In the beginning of the poem, Ulysses' attitude toward his present life is reflected in the choice of words such as "idle" king, "still" hearth, "barren" crags which shows his boredom, discontentment and lack of fulfillment in life. The repetition of "and" in "hoard, and sleep, and feed, and know not me" suggest the monotony of such existence, and that such existence is of "little profits". We see, in contrast, that his past experience is the fulness of life, in the crowding of words without the earlier repetition of "and", when he describe what he had seen and known (cities, manners, climates etc.) And such arrangement of the words and the fact that he had a "hungry" heart is the exact opposite of his Ithacan people's lack of hunger in that they only "sleep and feed". 
For him, lif is "gleamed" by never ending experience and "shine" in the challenges ("the bringer of new things") it has to offer, and to "pause" from such is considered "dull". The reason why he compare himself to a "gray spirit" is because he is old, and yet "spirit" conveys his enthusiasm. Likewise "a sinking star" conveys that his life is at its setting point and yet he still wants to make the last effort towards the end of his life. 

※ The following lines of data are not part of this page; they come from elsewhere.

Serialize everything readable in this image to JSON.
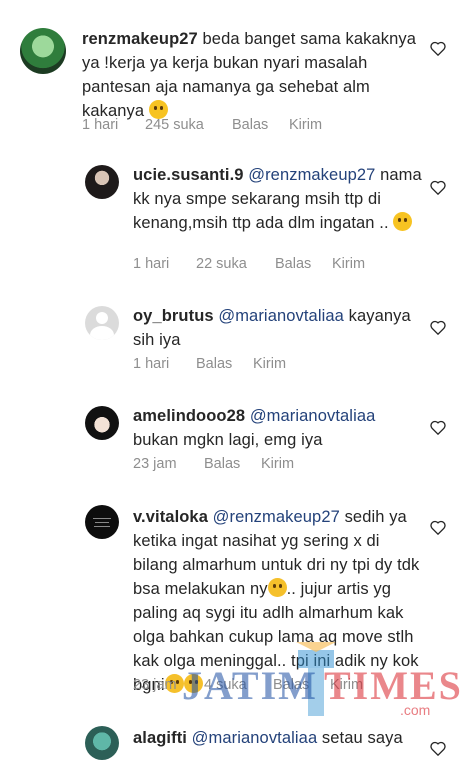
{
  "comments": [
    {
      "username": "renzmakeup27",
      "mention": "",
      "body": "beda banget sama kakaknya ya !kerja ya kerja bukan nyari masalah pantesan aja namanya ga sehebat alm kakanya",
      "time": "1 hari",
      "likes": "245 suka",
      "reply": "Balas",
      "send": "Kirim"
    },
    {
      "username": "ucie.susanti.9",
      "mention": "@renzmakeup27",
      "body": "nama kk nya smpe sekarang msih ttp di kenang,msih ttp ada dlm ingatan ..",
      "time": "1 hari",
      "likes": "22 suka",
      "reply": "Balas",
      "send": "Kirim"
    },
    {
      "username": "oy_brutus",
      "mention": "@marianovtaliaa",
      "body": "kayanya sih iya",
      "time": "1 hari",
      "likes": "",
      "reply": "Balas",
      "send": "Kirim"
    },
    {
      "username": "amelindooo28",
      "mention": "@marianovtaliaa",
      "body": "bukan mgkn lagi, emg iya",
      "time": "23 jam",
      "likes": "",
      "reply": "Balas",
      "send": "Kirim"
    },
    {
      "username": "v.vitaloka",
      "mention": "@renzmakeup27",
      "body": "sedih ya ketika ingat nasihat yg sering x di bilang almarhum untuk dri ny tpi dy tdk bsa melakukan ny",
      "body2": ".. jujur artis yg paling aq sygi itu adlh almarhum kak olga bahkan cukup lama aq move stlh kak olga meninggal.. tpi ini adik ny kok bgni",
      "time": "23 jam",
      "likes": "4 suka",
      "reply": "Balas",
      "send": "Kirim"
    },
    {
      "username": "alagifti",
      "mention": "@marianovtaliaa",
      "body": "setau saya",
      "time": "",
      "likes": "",
      "reply": "",
      "send": ""
    }
  ],
  "watermark": {
    "word1": "JATIM",
    "word2": "TIMES",
    "domain": ".com"
  },
  "colors": {
    "mention": "#24427a",
    "meta": "#8e8e8e",
    "text": "#262626",
    "watermark_red": "#d9262e",
    "watermark_blue": "#1e4fa3"
  },
  "icons": [
    "heart-icon",
    "emoji-icon"
  ]
}
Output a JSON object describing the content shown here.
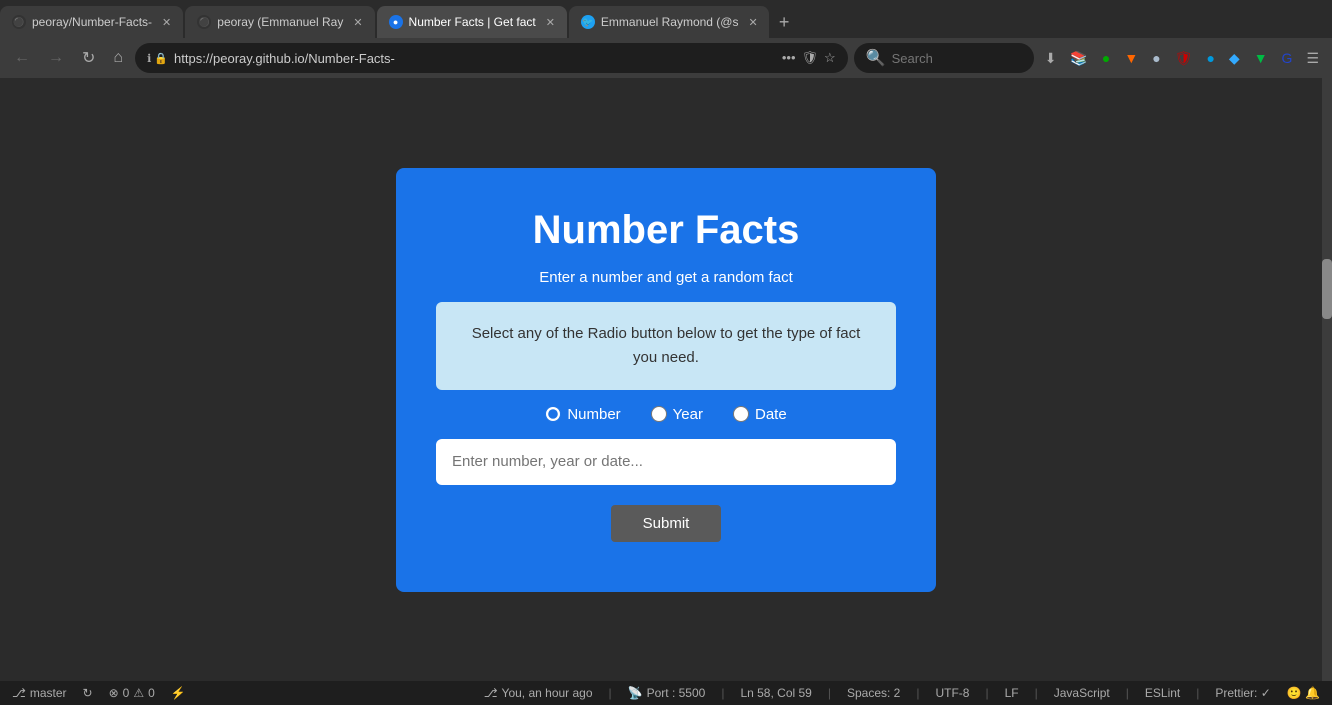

In paying attention to the rhythm and sounds, the monosyllables of "that hoard, and sleep, and feed, and know not..." and the iambic pantameter of "to pause, to make an end, to rust..." suggest the dullness and monotony of life which I have mentioned earlier. Yet the iambic pantameter of "to strive, to seek, to find, and not to yield" intend for us to draw a parelle comparison in its similarity in rhythm and sentence structure (to the two above), yet with totally contrasting meaning. 
In addition, the shifting between the explosives and short vowel with the mellifluous consonants and long vowels in the second stanza about Telemachus, shows on the one hand his adoration and appreciatin of his son, and also his differentiation from him and his contempt for his "rugged people" on the other, with reference to his words "He works his work, I mine". Telemachus is seen by him as a serious, responsible, moralistic administrator, while he himself is viewed as a free thinking, quest searching and "noble" person who is above dealing with common duty.